I was in the lab when my mom called and said she had passed away. She had the back surgery, but then she coded in the recovery room, and they couldn't bring her back. The thought is that she probably had a heart attack. We were all in complete shock--she had no major health problems, and no one expected any problems.

I posted about her here. One year to the day that my grandfather passed away, we buried my grandmother. That was by far the hardest funeral I have ever attended. She was the center of the family. I had thought she'd be around to see my kids. She left about a year and a half too soon for that. She was in her late 70s but seemed so much younger. I still miss her--I think about how much she would've loved to see all of the great-grandkids that have been born. If I can give 1/10th the love that she gave to her family, I would consider my life a success.

When we were at the veteran's cemetery on Friday morning for Tim's grandma, my dad came down to help with Noah. We hadn't brought any of the kids to the calling hours or the memorial service the night before, and the big two went into daycare on Friday morning. Noah was pretty well behaved, but my dad took him just in case so Tim and I could say goodbye to his grandmother. After her service, my dad took us to the place in the cemetery where his parents were laid to rest. I showed Noah their names on the wall and told him how much they loved babies. I wished her a happy mother's day and said goodbye. When the kids are older, we'll take them to see their four great grandparents buried in that cemetery. We'll visit the other great grandparents too. We'll tell them about how much they loved their families. We'll look at pictures and tell stories. I want them to know that these people meant so much to us. Saying "family comes first" means much less than showing them people that lived for their families.

I can't believe how quickly time is moving. I remember events from ten years ago like they were yesterday. Tim and I have been together for 16 years--we started dating in 1996--and I still remember those early years. Now we've been married for almost 10 years. We have three kids--one of whom will be five this year!! Noah will be four months old at the end of the month. He no longer looks like a newborn. He's filled out--he's definitely an infant now. He rolled over multiple times yesterday (tummy to back), so he's officially mobile.
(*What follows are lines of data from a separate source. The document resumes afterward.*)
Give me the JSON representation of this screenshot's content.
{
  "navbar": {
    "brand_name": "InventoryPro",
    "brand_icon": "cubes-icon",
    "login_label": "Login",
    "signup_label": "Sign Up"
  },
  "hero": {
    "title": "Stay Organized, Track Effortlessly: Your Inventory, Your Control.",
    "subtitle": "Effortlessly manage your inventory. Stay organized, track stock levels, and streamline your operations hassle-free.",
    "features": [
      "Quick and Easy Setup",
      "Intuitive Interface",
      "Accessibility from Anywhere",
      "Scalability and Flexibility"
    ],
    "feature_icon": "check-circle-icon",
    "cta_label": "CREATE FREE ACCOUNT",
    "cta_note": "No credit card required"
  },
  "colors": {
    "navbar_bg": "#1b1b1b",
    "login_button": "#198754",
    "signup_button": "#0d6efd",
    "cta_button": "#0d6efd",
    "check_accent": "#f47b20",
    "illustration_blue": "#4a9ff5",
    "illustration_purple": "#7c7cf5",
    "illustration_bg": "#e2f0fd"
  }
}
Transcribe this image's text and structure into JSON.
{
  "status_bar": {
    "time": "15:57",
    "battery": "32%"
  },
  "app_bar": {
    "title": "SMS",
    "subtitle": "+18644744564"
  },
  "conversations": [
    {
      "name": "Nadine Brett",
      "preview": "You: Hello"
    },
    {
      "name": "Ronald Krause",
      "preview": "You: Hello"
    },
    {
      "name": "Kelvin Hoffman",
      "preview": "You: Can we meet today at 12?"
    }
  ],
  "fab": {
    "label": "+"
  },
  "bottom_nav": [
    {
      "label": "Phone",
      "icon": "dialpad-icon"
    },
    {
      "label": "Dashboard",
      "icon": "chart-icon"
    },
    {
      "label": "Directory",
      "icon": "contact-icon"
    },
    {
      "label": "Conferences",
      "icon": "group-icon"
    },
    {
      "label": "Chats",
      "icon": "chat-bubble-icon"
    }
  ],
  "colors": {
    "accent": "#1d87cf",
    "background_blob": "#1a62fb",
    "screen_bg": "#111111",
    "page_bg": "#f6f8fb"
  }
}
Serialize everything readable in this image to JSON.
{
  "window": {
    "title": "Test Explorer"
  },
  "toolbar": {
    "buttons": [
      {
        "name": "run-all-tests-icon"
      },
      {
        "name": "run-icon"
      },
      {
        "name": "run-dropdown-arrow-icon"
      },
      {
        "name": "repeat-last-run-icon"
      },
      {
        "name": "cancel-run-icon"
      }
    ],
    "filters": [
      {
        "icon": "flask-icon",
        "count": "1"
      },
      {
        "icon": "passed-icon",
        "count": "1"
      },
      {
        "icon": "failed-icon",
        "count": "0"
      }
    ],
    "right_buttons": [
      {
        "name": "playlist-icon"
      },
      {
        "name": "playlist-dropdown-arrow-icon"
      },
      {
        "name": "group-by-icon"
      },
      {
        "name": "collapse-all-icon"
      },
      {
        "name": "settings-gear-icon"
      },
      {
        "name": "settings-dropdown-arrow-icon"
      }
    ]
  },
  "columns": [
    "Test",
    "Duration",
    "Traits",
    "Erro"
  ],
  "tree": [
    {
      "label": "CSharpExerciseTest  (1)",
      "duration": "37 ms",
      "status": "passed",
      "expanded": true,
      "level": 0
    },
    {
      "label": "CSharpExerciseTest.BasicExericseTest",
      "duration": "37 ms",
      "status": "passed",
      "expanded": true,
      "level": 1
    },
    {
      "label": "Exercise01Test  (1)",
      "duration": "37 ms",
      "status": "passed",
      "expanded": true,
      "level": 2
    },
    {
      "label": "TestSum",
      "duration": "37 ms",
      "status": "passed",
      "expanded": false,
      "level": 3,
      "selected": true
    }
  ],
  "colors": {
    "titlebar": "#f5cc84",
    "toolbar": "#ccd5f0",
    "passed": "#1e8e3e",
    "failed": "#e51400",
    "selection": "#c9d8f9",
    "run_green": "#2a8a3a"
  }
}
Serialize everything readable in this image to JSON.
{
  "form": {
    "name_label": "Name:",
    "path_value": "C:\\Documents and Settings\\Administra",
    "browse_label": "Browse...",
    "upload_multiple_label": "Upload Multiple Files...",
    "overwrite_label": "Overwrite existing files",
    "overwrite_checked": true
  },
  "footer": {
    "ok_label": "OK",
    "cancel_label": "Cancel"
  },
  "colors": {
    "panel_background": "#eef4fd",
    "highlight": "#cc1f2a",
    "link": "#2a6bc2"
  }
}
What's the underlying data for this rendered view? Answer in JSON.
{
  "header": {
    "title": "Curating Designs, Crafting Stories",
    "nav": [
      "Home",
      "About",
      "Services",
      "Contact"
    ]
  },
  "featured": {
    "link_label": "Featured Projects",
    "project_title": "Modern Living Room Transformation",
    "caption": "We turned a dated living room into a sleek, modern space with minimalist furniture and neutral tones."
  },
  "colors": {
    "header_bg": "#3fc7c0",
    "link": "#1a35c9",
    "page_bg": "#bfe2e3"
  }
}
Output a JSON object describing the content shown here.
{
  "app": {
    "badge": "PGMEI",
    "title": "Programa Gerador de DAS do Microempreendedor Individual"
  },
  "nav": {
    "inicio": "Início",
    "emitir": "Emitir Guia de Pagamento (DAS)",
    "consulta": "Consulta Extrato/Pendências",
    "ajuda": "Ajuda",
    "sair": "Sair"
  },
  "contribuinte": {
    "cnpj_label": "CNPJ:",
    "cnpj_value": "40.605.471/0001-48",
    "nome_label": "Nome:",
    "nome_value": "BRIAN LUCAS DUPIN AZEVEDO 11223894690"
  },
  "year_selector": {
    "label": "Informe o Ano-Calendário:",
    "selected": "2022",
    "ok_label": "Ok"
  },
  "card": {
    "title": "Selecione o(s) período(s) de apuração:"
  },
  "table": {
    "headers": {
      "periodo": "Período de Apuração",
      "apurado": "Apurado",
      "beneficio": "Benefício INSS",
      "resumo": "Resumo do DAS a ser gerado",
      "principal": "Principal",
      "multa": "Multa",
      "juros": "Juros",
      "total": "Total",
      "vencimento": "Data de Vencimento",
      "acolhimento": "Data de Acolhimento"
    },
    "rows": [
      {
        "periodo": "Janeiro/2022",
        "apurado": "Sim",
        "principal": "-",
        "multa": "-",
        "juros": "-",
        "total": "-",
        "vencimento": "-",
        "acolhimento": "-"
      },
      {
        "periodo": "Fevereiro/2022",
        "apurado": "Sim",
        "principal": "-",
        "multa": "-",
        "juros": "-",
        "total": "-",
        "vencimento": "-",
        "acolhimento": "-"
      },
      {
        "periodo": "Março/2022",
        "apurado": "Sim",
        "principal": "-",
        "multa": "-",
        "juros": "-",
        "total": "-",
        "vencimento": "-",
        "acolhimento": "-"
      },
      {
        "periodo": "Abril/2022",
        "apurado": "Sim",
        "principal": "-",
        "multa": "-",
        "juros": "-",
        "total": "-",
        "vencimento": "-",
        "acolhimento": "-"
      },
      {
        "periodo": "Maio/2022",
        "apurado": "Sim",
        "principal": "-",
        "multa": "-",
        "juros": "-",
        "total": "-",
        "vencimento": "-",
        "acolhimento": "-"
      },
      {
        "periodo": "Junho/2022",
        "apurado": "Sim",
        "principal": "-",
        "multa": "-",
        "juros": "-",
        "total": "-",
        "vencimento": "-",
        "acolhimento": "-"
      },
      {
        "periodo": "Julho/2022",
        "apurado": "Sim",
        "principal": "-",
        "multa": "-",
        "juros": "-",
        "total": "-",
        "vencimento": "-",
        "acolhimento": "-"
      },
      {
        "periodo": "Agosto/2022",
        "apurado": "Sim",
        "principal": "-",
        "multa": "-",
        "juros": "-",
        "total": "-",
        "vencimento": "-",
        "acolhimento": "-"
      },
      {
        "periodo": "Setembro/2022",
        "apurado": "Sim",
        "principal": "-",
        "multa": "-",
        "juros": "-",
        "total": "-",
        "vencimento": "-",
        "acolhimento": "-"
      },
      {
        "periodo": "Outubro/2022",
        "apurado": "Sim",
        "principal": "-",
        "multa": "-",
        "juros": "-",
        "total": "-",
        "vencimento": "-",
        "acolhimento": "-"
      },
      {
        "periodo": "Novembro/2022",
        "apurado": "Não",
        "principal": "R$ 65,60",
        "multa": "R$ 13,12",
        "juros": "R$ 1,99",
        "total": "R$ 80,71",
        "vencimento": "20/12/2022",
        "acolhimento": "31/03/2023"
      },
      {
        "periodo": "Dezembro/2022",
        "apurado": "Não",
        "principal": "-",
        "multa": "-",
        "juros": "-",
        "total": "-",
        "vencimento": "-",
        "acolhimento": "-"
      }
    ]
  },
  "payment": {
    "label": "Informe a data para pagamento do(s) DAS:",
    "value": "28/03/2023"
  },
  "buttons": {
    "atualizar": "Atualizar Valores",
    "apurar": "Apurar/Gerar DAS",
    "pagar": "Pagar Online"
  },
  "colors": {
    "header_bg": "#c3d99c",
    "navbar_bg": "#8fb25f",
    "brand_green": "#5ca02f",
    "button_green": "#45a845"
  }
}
Where has the time gone? Even being home with him most of these last few months, I still don't know where time is going.

Every time Noah hits a milestone, I get a little sad. While I would love for him to sleep better, I love the baby stage. I put the 0-3 month clothes away a few weeks ago and got choked up. That is likely the last time we'll use those clothes. This is probably the last time I'll have an infant learning to roll over. I know a few posts back we talked about maybe having another, and that door hasn't completely closed, but each day has us thinking we are done at three kids. There are lots of reasons, which I won't go into today, but I think the little baby days are quickly moving behind us. Being sad about it isn't a good reason to have another one--at some point (unless your last name is Duggar), you have to be done.

I love our little family. I am exhausted, but already I see that Noah at 3 months is easier than newborn Noah. And I look at Sophie and Josh, who (pretty much) sleep through the night, and I know the sleepless phase doesn't last forever. My kids are getting so big--I look at Sophie and am awed by the little person she has become. Josh's speech has exploded in the last few months, and his impish grin makes my heart melt. I know my time is going to be tight in the coming years. I signed up for that willingly, and I do have mommy guilt over it more than occasionally. We may not have the quantity of time together that I want, but I want the quality of that time to show them how much I love them. Both Tim and I came from loving families, and we've had great models of love in our grandparents. I want my kids to be close to their grandparents--I want them to have the same feelings of love, security, and comfort that I had. And I want them to grow up knowing the importance of family. If I can do that, I'll consider my job as a mom a success.